In a recent meeting with his cabinet of ministers, Ethiopian Prime Minister Abiy Ahmed confirmed that the country is prepared to allow foreign mortgage banks entry into the Ethiopian housing market.
During his statement the Prime Minister affirmed the need to address the country’s housing crisis, especially in the capital city, Addis Ababa. He said that one of the avenues that the government can look to, besides its own policies, is the banking sector.
The move might signify that Ethiopia is willing to open its banking sector to foreign companies and investors. Over the past few months, many international financial organizations and experts had criticized the country’s unwillingness to liberalize its banking sector.
The Ethiopian government estimates that 1 to 1.2 million houses need to be built annually to meet the growing demand for housing in urban cities and towns, according to the Prime Minister. Recent reports show that at least 70 percent of housing units in Ethiopia need total renovation and only 20 percent of housing units have adequate sanitation.
Eighty percent of Addis Ababa falls within the ‘slum’ category, according to a report by Habitat for Humanity.
Earlier this week, in an attempt to address the lack of sufficient housing units, Addis Ababa Deputy Mayor Adanech Abiebie pledged her administration’s support for all real estate developers.
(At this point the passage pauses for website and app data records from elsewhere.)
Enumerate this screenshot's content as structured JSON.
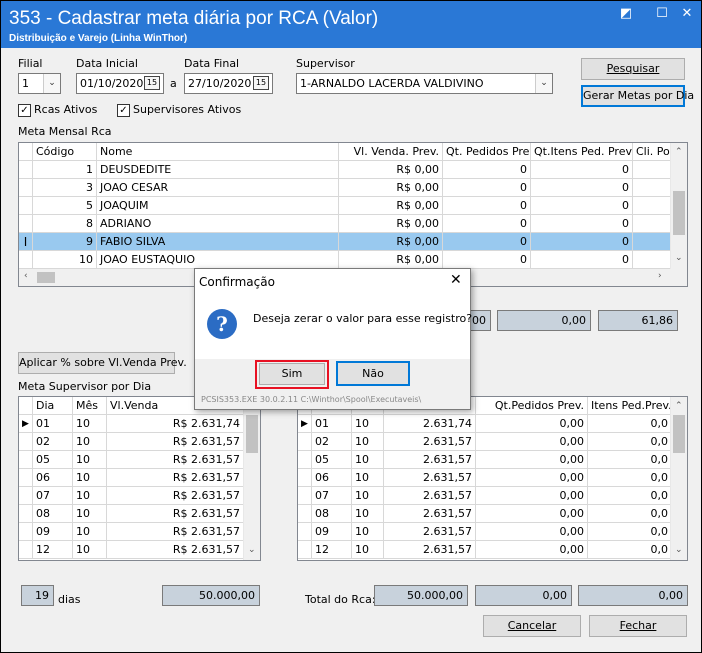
{
  "window": {
    "title": "353 - Cadastrar meta diária por RCA (Valor)",
    "subtitle": "Distribuição e Varejo (Linha WinThor)",
    "controls": [
      "◩",
      "☐",
      "✕"
    ]
  },
  "filters": {
    "filial_label": "Filial",
    "filial_value": "1",
    "data_inicial_label": "Data Inicial",
    "data_inicial_value": "01/10/2020",
    "a_label": "a",
    "data_final_label": "Data Final",
    "data_final_value": "27/10/2020",
    "calendar_glyph": "15",
    "supervisor_label": "Supervisor",
    "supervisor_value": "1-ARNALDO LACERDA VALDIVINO",
    "rcas_ativos_label": "Rcas Ativos",
    "supervisores_ativos_label": "Supervisores Ativos",
    "pesquisar_label": "Pesquisar",
    "gerar_metas_label": "Gerar Metas por Dia"
  },
  "meta_mensal": {
    "section_label": "Meta Mensal Rca",
    "columns": [
      "Código",
      "Nome",
      "Vl. Venda. Prev.",
      "Qt. Pedidos Prev.",
      "Qt.Itens Ped. Prev.",
      "Cli. Pos"
    ],
    "rows": [
      {
        "codigo": "1",
        "nome": "DEUSDEDITE",
        "vl": "R$ 0,00",
        "qtp": "0",
        "qti": "0"
      },
      {
        "codigo": "3",
        "nome": "JOAO CESAR",
        "vl": "R$ 0,00",
        "qtp": "0",
        "qti": "0"
      },
      {
        "codigo": "5",
        "nome": "JOAQUIM",
        "vl": "R$ 0,00",
        "qtp": "0",
        "qti": "0"
      },
      {
        "codigo": "8",
        "nome": "ADRIANO",
        "vl": "R$ 0,00",
        "qtp": "0",
        "qti": "0"
      },
      {
        "codigo": "9",
        "nome": "FABIO SILVA",
        "vl": "R$ 0,00",
        "qtp": "0",
        "qti": "0"
      },
      {
        "codigo": "10",
        "nome": "JOAO EUSTAQUIO",
        "vl": "R$ 0,00",
        "qtp": "0",
        "qti": "0"
      }
    ],
    "selected_index": 4,
    "totals": [
      ",00",
      "0,00",
      "61,86"
    ]
  },
  "aplicar_label": "Aplicar % sobre Vl.Venda Prev.",
  "meta_supervisor": {
    "section_label": "Meta Supervisor por Dia",
    "columns": [
      "Dia",
      "Mês",
      "Vl.Venda"
    ],
    "rows": [
      {
        "dia": "01",
        "mes": "10",
        "vl": "R$ 2.631,74"
      },
      {
        "dia": "02",
        "mes": "10",
        "vl": "R$ 2.631,57"
      },
      {
        "dia": "05",
        "mes": "10",
        "vl": "R$ 2.631,57"
      },
      {
        "dia": "06",
        "mes": "10",
        "vl": "R$ 2.631,57"
      },
      {
        "dia": "07",
        "mes": "10",
        "vl": "R$ 2.631,57"
      },
      {
        "dia": "08",
        "mes": "10",
        "vl": "R$ 2.631,57"
      },
      {
        "dia": "09",
        "mes": "10",
        "vl": "R$ 2.631,57"
      },
      {
        "dia": "12",
        "mes": "10",
        "vl": "R$ 2.631,57"
      }
    ],
    "dias_value": "19",
    "dias_label": "dias",
    "total_value": "50.000,00"
  },
  "meta_rca_dia": {
    "columns": [
      "",
      "",
      "",
      "Qt.Pedidos Prev.",
      "Itens Ped.Prev."
    ],
    "rows": [
      {
        "dia": "01",
        "mes": "10",
        "vl": "2.631,74",
        "qtp": "0,00",
        "qti": "0,0"
      },
      {
        "dia": "02",
        "mes": "10",
        "vl": "2.631,57",
        "qtp": "0,00",
        "qti": "0,0"
      },
      {
        "dia": "05",
        "mes": "10",
        "vl": "2.631,57",
        "qtp": "0,00",
        "qti": "0,0"
      },
      {
        "dia": "06",
        "mes": "10",
        "vl": "2.631,57",
        "qtp": "0,00",
        "qti": "0,0"
      },
      {
        "dia": "07",
        "mes": "10",
        "vl": "2.631,57",
        "qtp": "0,00",
        "qti": "0,0"
      },
      {
        "dia": "08",
        "mes": "10",
        "vl": "2.631,57",
        "qtp": "0,00",
        "qti": "0,0"
      },
      {
        "dia": "09",
        "mes": "10",
        "vl": "2.631,57",
        "qtp": "0,00",
        "qti": "0,0"
      },
      {
        "dia": "12",
        "mes": "10",
        "vl": "2.631,57",
        "qtp": "0,00",
        "qti": "0,0"
      }
    ],
    "total_label": "Total do Rca:",
    "totals": [
      "50.000,00",
      "0,00",
      "0,00"
    ]
  },
  "footer": {
    "cancelar_label": "Cancelar",
    "fechar_label": "Fechar"
  },
  "dialog": {
    "title": "Confirmação",
    "message": "Deseja zerar o valor para esse registro?",
    "sim_label": "Sim",
    "nao_label": "Não",
    "status": "PCSIS353.EXE 30.0.2.11 C:\\Winthor\\Spool\\Executaveis\\"
  },
  "colors": {
    "titlebar": "#2a78d6",
    "selection": "#99c9ef",
    "highlight": "#e81123"
  }
}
Her administration even signed an agreement with Gojo Bridge Housing Trading PLC for the construction of 1,000 housing units within a year’s time.